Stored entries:
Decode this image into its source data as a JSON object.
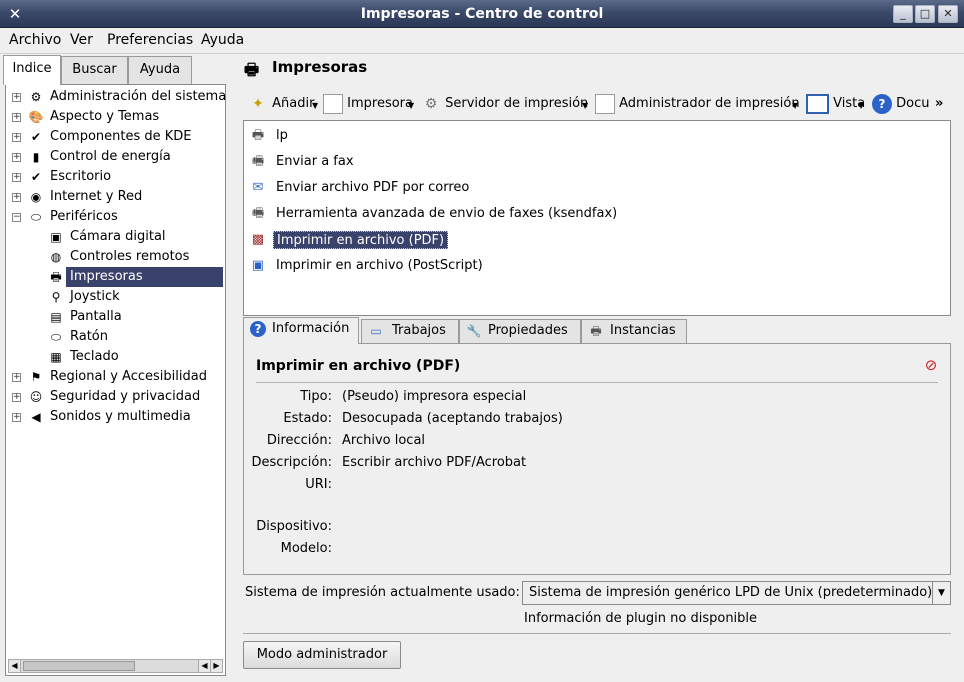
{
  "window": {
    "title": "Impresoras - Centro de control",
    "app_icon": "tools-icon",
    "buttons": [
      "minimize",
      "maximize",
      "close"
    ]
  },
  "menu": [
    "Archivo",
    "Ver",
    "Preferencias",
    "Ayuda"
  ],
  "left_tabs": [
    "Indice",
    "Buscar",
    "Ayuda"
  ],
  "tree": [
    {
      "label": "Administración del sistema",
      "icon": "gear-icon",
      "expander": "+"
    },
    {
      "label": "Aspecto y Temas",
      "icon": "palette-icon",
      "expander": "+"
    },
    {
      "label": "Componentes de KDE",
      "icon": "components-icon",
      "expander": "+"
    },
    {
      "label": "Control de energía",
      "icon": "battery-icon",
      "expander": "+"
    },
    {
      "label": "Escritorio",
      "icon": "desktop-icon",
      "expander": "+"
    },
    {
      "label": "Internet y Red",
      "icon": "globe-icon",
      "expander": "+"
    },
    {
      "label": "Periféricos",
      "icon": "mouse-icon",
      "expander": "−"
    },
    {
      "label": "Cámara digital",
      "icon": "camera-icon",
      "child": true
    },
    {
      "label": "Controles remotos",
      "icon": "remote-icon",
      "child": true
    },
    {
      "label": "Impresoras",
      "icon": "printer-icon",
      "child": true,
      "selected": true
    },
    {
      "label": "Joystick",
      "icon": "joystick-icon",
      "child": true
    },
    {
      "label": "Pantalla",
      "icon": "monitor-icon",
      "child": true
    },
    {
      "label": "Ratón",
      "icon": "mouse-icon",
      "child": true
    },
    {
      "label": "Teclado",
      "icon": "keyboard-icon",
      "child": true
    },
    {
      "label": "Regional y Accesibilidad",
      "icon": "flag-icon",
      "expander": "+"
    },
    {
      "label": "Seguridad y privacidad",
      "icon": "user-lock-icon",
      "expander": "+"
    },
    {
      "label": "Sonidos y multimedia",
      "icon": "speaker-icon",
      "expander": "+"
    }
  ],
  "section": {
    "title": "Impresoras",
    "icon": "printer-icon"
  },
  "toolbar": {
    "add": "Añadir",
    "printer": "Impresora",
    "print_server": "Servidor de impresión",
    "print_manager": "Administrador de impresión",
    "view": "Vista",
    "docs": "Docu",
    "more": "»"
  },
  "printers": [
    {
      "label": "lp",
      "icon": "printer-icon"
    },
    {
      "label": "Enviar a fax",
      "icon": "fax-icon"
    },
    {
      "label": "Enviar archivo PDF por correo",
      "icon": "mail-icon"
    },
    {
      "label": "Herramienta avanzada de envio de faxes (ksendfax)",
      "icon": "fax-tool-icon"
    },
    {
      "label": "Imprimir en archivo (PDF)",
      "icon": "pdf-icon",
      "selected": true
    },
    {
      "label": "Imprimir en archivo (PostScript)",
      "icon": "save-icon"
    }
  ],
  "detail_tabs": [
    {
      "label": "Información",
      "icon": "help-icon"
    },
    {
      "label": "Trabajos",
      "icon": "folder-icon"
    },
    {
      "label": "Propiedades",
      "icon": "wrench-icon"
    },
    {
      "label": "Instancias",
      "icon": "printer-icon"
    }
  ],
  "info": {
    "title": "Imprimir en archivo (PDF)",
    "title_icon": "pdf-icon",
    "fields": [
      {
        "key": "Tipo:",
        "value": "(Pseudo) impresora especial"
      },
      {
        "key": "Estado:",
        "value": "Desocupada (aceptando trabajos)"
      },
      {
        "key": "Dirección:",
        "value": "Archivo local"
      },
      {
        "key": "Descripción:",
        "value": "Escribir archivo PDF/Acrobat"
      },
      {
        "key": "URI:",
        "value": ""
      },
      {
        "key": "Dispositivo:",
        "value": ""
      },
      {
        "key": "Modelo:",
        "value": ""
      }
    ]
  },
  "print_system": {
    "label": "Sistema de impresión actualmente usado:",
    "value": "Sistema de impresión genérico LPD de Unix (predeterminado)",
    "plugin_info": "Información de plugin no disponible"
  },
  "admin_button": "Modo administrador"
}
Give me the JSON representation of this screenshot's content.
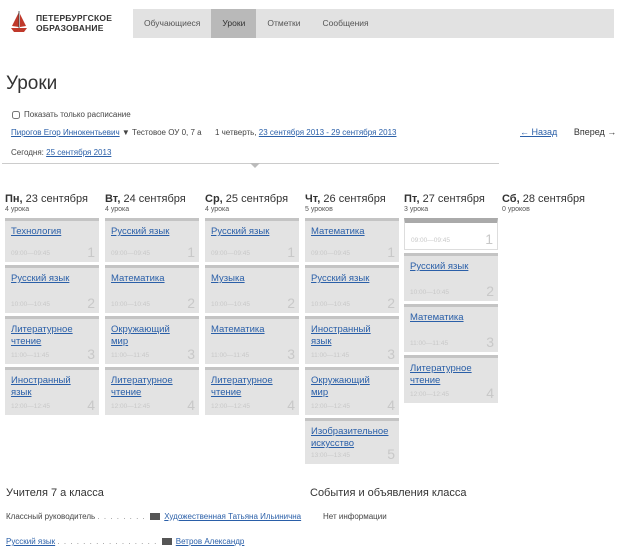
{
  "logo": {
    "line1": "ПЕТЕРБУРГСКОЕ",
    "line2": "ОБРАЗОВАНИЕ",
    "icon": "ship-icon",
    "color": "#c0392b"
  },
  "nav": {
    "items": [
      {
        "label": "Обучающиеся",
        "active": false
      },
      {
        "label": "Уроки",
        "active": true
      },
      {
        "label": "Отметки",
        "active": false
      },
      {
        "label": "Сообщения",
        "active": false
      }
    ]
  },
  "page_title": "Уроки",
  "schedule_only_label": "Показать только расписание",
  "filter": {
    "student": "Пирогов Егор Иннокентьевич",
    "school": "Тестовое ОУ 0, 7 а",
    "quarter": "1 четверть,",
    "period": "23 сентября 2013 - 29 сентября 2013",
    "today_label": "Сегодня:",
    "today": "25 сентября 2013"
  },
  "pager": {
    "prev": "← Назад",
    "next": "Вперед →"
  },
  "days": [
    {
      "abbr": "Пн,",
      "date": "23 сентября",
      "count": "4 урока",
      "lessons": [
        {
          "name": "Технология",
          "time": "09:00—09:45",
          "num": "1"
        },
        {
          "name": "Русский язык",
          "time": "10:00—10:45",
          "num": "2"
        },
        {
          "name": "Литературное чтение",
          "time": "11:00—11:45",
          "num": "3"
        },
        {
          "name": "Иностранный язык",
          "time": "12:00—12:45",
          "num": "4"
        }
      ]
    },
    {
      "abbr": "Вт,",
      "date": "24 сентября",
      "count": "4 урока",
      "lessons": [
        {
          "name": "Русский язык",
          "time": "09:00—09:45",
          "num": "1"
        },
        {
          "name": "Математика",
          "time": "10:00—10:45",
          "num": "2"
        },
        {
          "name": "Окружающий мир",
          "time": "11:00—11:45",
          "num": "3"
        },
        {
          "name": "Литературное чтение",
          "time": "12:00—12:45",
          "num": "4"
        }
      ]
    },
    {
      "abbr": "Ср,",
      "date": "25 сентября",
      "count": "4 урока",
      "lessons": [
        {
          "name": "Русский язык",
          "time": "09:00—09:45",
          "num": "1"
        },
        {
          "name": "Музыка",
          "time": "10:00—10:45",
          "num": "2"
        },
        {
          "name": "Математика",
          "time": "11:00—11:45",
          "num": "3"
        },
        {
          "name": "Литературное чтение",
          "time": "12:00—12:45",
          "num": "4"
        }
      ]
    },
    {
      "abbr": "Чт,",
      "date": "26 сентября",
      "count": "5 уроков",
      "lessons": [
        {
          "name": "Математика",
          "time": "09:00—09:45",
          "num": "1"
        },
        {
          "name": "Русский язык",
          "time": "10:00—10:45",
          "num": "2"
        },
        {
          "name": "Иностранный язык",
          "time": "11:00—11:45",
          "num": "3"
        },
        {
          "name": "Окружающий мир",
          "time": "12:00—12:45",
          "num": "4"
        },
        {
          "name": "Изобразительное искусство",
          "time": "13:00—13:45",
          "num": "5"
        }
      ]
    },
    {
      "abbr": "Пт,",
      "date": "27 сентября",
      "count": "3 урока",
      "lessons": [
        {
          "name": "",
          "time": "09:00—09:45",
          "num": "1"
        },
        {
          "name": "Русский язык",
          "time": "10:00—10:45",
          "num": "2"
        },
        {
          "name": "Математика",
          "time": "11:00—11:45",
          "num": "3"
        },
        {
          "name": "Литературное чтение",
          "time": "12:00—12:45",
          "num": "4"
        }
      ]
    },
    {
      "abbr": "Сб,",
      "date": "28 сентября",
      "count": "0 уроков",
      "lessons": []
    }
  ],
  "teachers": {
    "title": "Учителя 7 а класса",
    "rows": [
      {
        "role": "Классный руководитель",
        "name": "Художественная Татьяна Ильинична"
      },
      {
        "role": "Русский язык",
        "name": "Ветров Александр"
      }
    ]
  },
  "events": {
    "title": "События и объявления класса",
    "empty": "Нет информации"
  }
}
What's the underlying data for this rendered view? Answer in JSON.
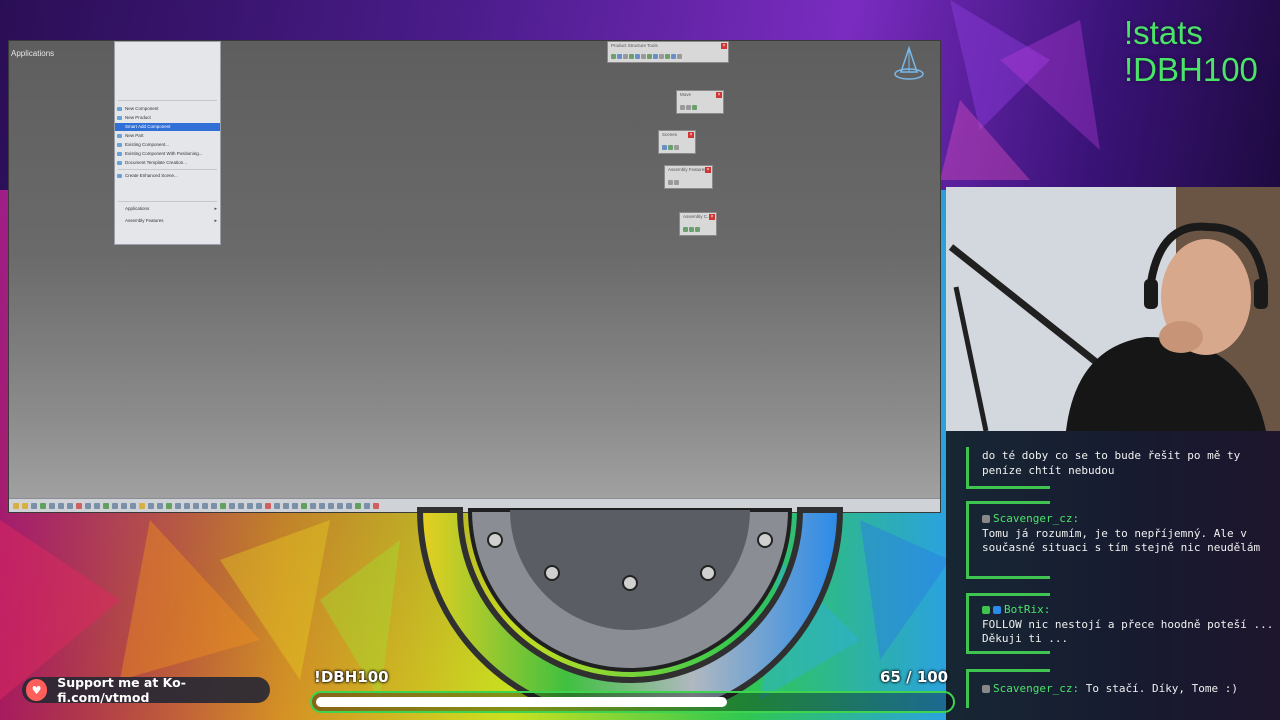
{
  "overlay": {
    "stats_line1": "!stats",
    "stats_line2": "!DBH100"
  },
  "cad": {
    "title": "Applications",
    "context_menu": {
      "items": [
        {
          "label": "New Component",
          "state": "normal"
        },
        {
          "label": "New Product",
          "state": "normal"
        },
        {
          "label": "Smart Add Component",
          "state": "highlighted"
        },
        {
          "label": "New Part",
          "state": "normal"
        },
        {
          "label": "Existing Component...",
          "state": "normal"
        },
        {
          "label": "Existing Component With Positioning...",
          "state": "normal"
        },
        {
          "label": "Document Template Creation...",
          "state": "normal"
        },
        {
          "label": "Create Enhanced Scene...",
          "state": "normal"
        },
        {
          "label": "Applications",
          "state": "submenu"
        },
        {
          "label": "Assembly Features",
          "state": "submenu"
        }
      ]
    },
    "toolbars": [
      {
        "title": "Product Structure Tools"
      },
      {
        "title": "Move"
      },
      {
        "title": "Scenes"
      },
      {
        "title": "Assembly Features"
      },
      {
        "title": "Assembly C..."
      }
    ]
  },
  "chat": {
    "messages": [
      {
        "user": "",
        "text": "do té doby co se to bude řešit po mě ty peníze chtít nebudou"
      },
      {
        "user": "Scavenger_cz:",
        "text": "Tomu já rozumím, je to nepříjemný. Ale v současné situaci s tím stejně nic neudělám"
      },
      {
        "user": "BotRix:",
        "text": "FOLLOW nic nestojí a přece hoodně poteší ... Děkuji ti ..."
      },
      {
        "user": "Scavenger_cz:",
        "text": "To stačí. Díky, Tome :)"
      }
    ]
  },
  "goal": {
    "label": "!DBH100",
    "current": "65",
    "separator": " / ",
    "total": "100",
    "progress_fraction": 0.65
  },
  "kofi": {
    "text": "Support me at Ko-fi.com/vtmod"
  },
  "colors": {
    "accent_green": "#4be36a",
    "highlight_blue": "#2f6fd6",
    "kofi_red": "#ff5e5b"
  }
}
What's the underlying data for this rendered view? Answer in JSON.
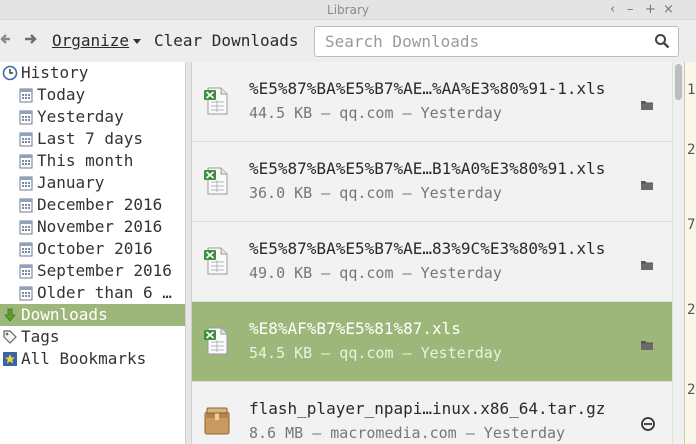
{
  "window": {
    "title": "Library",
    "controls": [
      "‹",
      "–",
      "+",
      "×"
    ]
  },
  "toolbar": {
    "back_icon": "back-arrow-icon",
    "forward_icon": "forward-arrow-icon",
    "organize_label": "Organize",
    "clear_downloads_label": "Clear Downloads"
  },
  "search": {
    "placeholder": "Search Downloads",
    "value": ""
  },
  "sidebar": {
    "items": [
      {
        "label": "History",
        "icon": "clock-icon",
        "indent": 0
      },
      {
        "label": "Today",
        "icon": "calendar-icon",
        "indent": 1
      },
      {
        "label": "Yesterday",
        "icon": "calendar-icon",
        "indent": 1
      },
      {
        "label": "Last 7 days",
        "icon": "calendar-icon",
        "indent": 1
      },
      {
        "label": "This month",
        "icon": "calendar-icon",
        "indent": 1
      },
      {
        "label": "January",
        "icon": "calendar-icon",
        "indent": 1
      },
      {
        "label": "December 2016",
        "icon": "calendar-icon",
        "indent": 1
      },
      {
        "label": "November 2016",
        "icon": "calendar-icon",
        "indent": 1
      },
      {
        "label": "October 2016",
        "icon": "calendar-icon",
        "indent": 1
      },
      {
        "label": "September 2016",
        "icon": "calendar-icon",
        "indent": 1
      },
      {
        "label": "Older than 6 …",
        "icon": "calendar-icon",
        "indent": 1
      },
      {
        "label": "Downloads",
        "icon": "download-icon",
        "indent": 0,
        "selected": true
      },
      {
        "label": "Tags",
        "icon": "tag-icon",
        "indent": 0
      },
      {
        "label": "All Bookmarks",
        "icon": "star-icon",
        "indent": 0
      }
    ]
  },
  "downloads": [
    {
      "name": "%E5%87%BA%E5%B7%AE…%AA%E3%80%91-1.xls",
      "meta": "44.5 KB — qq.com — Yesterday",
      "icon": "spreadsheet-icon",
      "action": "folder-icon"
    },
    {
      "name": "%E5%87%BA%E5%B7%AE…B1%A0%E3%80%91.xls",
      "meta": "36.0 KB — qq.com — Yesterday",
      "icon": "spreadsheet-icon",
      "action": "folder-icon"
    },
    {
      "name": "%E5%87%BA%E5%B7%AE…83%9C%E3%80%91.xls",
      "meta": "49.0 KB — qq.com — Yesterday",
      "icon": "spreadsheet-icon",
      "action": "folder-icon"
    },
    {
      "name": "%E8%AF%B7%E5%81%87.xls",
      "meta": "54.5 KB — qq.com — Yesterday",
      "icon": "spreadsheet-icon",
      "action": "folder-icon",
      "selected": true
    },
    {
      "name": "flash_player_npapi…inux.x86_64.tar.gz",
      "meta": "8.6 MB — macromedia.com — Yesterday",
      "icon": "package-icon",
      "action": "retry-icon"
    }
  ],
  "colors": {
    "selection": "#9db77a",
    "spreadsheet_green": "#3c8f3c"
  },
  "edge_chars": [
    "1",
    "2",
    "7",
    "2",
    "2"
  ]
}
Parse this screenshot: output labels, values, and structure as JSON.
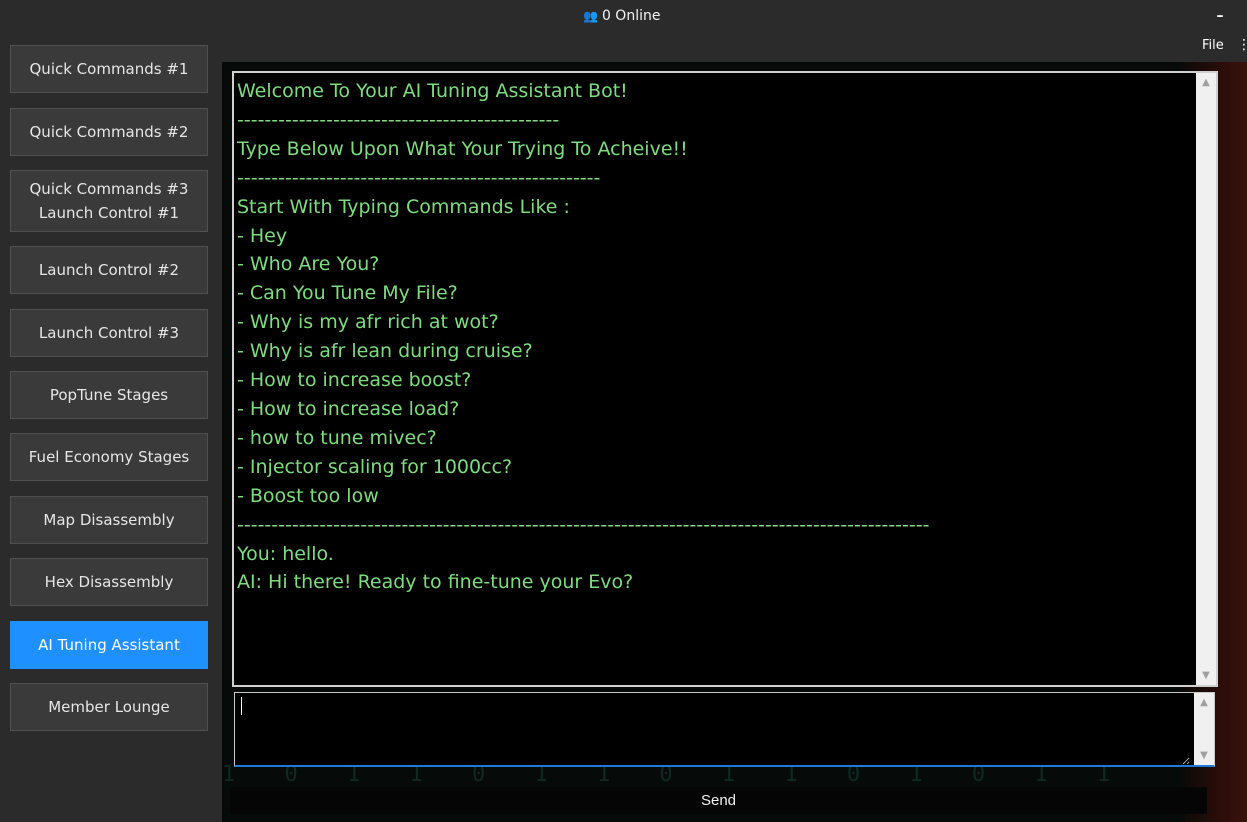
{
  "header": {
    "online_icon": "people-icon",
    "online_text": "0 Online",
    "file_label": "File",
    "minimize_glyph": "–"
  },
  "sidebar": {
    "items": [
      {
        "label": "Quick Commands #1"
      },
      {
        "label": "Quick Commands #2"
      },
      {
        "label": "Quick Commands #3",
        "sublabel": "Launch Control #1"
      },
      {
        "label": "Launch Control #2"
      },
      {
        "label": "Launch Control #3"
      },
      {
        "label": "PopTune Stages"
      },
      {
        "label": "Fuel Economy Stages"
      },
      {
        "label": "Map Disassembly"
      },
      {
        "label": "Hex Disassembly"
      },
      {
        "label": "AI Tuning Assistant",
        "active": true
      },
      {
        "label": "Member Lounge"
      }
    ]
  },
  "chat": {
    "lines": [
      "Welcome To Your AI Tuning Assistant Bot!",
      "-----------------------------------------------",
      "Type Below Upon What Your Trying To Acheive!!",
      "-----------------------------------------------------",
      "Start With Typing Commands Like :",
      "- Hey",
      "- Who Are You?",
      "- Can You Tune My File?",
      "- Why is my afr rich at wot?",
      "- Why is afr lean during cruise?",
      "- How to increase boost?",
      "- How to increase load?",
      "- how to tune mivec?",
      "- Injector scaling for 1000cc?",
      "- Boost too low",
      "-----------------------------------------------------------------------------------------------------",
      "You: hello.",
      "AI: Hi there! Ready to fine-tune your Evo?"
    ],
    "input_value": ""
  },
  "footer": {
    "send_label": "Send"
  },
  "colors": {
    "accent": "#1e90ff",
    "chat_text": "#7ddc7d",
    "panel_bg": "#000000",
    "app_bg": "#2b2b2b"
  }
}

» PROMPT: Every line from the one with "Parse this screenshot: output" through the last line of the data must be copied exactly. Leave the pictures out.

» SOLVED PROBLEM:
Parse this screenshot: output labels, values, and structure as JSON.
{
  "header": {
    "online_icon": "people-icon",
    "online_text": "0 Online",
    "file_label": "File",
    "minimize_glyph": "–"
  },
  "sidebar": {
    "items": [
      {
        "label": "Quick Commands #1"
      },
      {
        "label": "Quick Commands #2"
      },
      {
        "label": "Quick Commands #3",
        "sublabel": "Launch Control #1"
      },
      {
        "label": "Launch Control #2"
      },
      {
        "label": "Launch Control #3"
      },
      {
        "label": "PopTune Stages"
      },
      {
        "label": "Fuel Economy Stages"
      },
      {
        "label": "Map Disassembly"
      },
      {
        "label": "Hex Disassembly"
      },
      {
        "label": "AI Tuning Assistant",
        "active": true
      },
      {
        "label": "Member Lounge"
      }
    ]
  },
  "chat": {
    "lines": [
      "Welcome To Your AI Tuning Assistant Bot!",
      "-----------------------------------------------",
      "Type Below Upon What Your Trying To Acheive!!",
      "-----------------------------------------------------",
      "Start With Typing Commands Like :",
      "- Hey",
      "- Who Are You?",
      "- Can You Tune My File?",
      "- Why is my afr rich at wot?",
      "- Why is afr lean during cruise?",
      "- How to increase boost?",
      "- How to increase load?",
      "- how to tune mivec?",
      "- Injector scaling for 1000cc?",
      "- Boost too low",
      "-----------------------------------------------------------------------------------------------------",
      "You: hello.",
      "AI: Hi there! Ready to fine-tune your Evo?"
    ],
    "input_value": ""
  },
  "footer": {
    "send_label": "Send"
  },
  "colors": {
    "accent": "#1e90ff",
    "chat_text": "#7ddc7d",
    "panel_bg": "#000000",
    "app_bg": "#2b2b2b"
  }
}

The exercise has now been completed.